Something big, something definitive, is supposed to happen in Los Angeles tonight. Not saying it will, but if you’ve been paying attention to those who promote and report on the NBA, that’s the plan.
The wheels were set in motion last season, when Blake Griffin turned his official rookie campaign into an Albino Shawn Kemp mixtape, followed by Kobe Bryant experiencing a playoff series loss via sweep for the first time since 1999 â€“ also the last time Kobe averaged less than 20 points per game as a pro. The wagon gained momentum this past December, when Chris Paul was traded to the L.A. Clippers days after a would-be trade sending CP3 to the L.A. Lakers fell apart. The wagon broke the speed limit when the Clippers beat the Lakers in two preseason games, and the pedal met the floor when Paul put up 33 points to lead the Clippers to a win over the Lakers in their first regular-season meeting on Jan. 14.

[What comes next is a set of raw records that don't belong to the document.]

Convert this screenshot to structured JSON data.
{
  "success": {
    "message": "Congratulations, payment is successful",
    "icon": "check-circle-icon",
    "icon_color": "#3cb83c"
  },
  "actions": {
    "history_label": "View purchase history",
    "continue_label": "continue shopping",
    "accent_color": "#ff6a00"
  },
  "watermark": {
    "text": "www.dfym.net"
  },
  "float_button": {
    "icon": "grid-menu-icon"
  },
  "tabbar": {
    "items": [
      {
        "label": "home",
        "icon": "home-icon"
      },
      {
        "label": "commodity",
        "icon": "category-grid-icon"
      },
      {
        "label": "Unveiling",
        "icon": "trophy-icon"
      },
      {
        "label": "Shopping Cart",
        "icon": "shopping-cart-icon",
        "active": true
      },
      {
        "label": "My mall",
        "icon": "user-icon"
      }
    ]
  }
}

And so tonight, after the Clippers and Lakers play on NBA TV, your regularly scheduled sports media hyperbole machine must produce something definitive and bold to drive the headlines â€“ even if it’s just a regular-season game in late January. Either the Clippers will be crowned by Twitter as L.A.’s “new” team while the Lakers suffer a sudden death; or the Lakers will lead “SportsCenter” as the front-runners to win the West; or some nationally respected reporter will begin co-signing Pau Gasol‘s “Welcome to Orlando” postcard; or some loud-mouthed maniac with a wireless mic will put Kobe back atop the pedestal as the best player in the league.
Or, with Paul returning for his first game since injuring his hamstring earlier this month, the takeaway from Wednesday will be that Chris Paul is once again known as the best point guard in the world. Never mind that it’s just one game.